Monday, January 12, 2009

raising our children



























I have been hit with a specific verse a lot lately. Maybe because I have been praying a lot lately about Hana and Biruk and the type of parenting they need. Also because as a new homeschooler, I am struggling to make sure I nurture the strengths that Julia, Andy, and Mel have.



Train up a child in the way he should go, and when he is old he will not depart from it. Proverbs 22:6





I always thought this ment to put them on the right spiritual path and when they are older, even if they stray, they will come back to God. I keep getting broadsided with the fact that I may have been looking at this passage wrong. The original word for "train up" means to develop a thirst, and "way" means manner or mode or bent. This whole phrase reads more accurately as "develope a thirst in your child according to his way". "Train up a child in the way he should go (and in keeping with his individual gift or bent), and when he is old he will not depart from it"





Charles Swindoll writes in his book You and Your Child:


In every child God places in our arms, there is a bent, a set of characteristics already established. the bent is fixed and determined before he is given over to our care. The child is not, in fact, a pliable piece of clay. He has been set; he has been bent. and the parents who want to train this child correctly will discover that bent.




Max Lucado says that in our children God doesn't give parents manuscripts to write, but codes to decode. As I contemplate Biruk and Hana's arrival, I think about all I don't know about them. Their strengths and weaknesses, likes and dislikes, what makes them tick. Recently people who have met them have told me that they are smart and kind and have tender hearts and are leaders. The director of Hannah's Hope (the orphanage where they currently are) said and I quote," I think Biruk and Hanna are the perfect children in the world, and I am not kidding." I won't hold them to it, but that is quite an endorsement. It gives me hope and encouragement. I have missed 2 thirds of their upbringing. I want to do this next part right.


Lord, help me to delve out the strengths and interests of my children. Help me encourage and coax and strengthen. Help me to recognize their bent, and find the right path for each of them.


Amen.







1 comment:

Meg DeZutti said...

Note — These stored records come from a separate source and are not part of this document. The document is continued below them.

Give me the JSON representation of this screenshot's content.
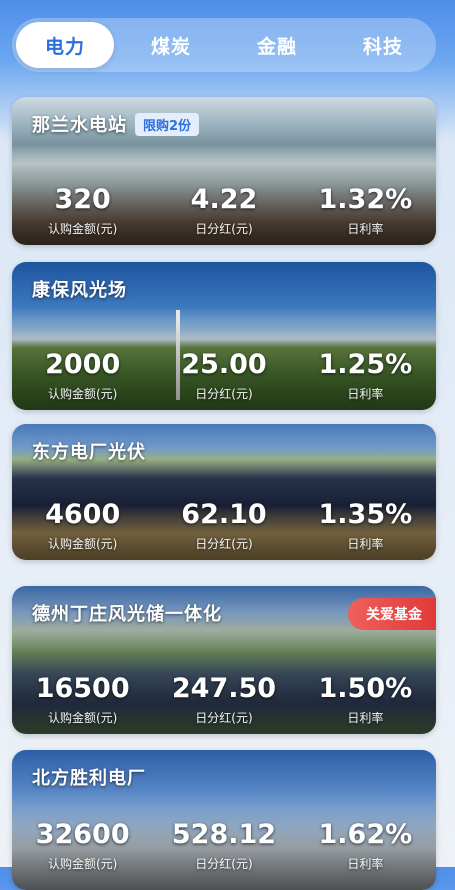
{
  "tabs": [
    {
      "label": "电力",
      "active": true
    },
    {
      "label": "煤炭",
      "active": false
    },
    {
      "label": "金融",
      "active": false
    },
    {
      "label": "科技",
      "active": false
    }
  ],
  "projects": [
    {
      "title": "那兰水电站",
      "badge": "限购2份",
      "stats": [
        {
          "value": "320",
          "label": "认购金额(元)"
        },
        {
          "value": "4.22",
          "label": "日分红(元)"
        },
        {
          "value": "1.32%",
          "label": "日利率"
        }
      ]
    },
    {
      "title": "康保风光场",
      "stats": [
        {
          "value": "2000",
          "label": "认购金额(元)"
        },
        {
          "value": "25.00",
          "label": "日分红(元)"
        },
        {
          "value": "1.25%",
          "label": "日利率"
        }
      ]
    },
    {
      "title": "东方电厂光伏",
      "stats": [
        {
          "value": "4600",
          "label": "认购金额(元)"
        },
        {
          "value": "62.10",
          "label": "日分红(元)"
        },
        {
          "value": "1.35%",
          "label": "日利率"
        }
      ]
    },
    {
      "title": "德州丁庄风光储一体化",
      "tag": "关爱基金",
      "stats": [
        {
          "value": "16500",
          "label": "认购金额(元)"
        },
        {
          "value": "247.50",
          "label": "日分红(元)"
        },
        {
          "value": "1.50%",
          "label": "日利率"
        }
      ]
    },
    {
      "title": "北方胜利电厂",
      "stats": [
        {
          "value": "32600",
          "label": "认购金额(元)"
        },
        {
          "value": "528.12",
          "label": "日分红(元)"
        },
        {
          "value": "1.62%",
          "label": "日利率"
        }
      ]
    }
  ]
}
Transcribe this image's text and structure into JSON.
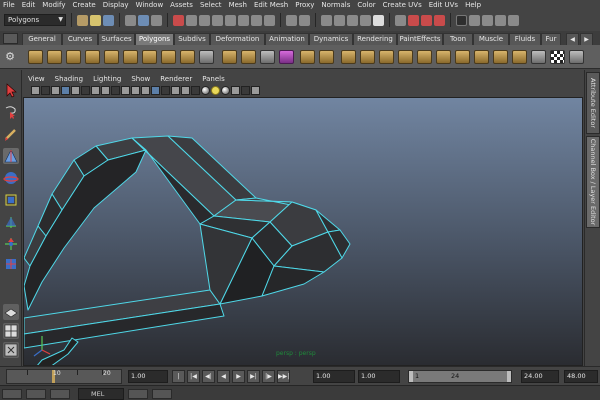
{
  "menubar": {
    "items": [
      "File",
      "Edit",
      "Modify",
      "Create",
      "Display",
      "Window",
      "Assets",
      "Select",
      "Mesh",
      "Edit Mesh",
      "Proxy",
      "Normals",
      "Color",
      "Create UVs",
      "Edit UVs",
      "Help"
    ]
  },
  "statusline": {
    "mode": "Polygons"
  },
  "shelf": {
    "tabs": [
      "General",
      "Curves",
      "Surfaces",
      "Polygons",
      "Subdivs",
      "Deformation",
      "Animation",
      "Dynamics",
      "Rendering",
      "PaintEffects",
      "Toon",
      "Muscle",
      "Fluids",
      "Fur"
    ],
    "active_tab": "Polygons"
  },
  "viewpanel": {
    "menus": [
      "View",
      "Shading",
      "Lighting",
      "Show",
      "Renderer",
      "Panels"
    ],
    "camera_label": "persp : persp"
  },
  "sidepanel": {
    "attribute_editor": "Attribute Editor",
    "channel_box": "Channel Box / Layer Editor"
  },
  "timeslider": {
    "tick_labels": [
      "10",
      "20"
    ],
    "current_time": "1.00",
    "playback_start": "1.00",
    "range_start": "1.00",
    "range_min": "1",
    "range_max": "24",
    "end_time": "24.00",
    "playback_end": "48.00",
    "playback_buttons": [
      "|◀◀",
      "|◀",
      "◀|",
      "◀",
      "▶",
      "▶|",
      "|▶",
      "▶▶|"
    ]
  },
  "bottombar": {
    "mel_label": "MEL"
  },
  "colors": {
    "ui_background": "#444444",
    "viewport_top": "#7185a1",
    "viewport_bottom": "#2a2c31",
    "wireframe": "#4fd8e8",
    "mesh_face": "#2b2b2d",
    "active_tab": "#7a7a7a"
  }
}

Fantastic post Traci! Gregg and I have been talking a lot about this subject lately. In part, because he wants our son to be a Formula 1 race car driver. And I don't (they drive too fast! it's dangerous!) But mostly because I am Buddhist, he is lapsed Catholic, and we are adopting children whom, if they stayed in Ethiopia, would be Orthodox Christian, Muslim, or Jewish. So, needless to say, religion is on our minds. You are so right that we cannot and are not meant to, bend our children to our will. We must nurture who they are, and help them become the best THEM they can be.
We have decided to raise them with the belief in something bigger and greater than themselves, and the knowledge of ALL types of spirituality. Then, if they were "bent" to be Jewish or Muslim, or Hindu, or Methodist, or Wicken, it doesn't matter, so long as they have a strong sense of faith, find comfort in that faith, and are happy in that faith.
Horray for smart mamas trying to figure it all out along the way!!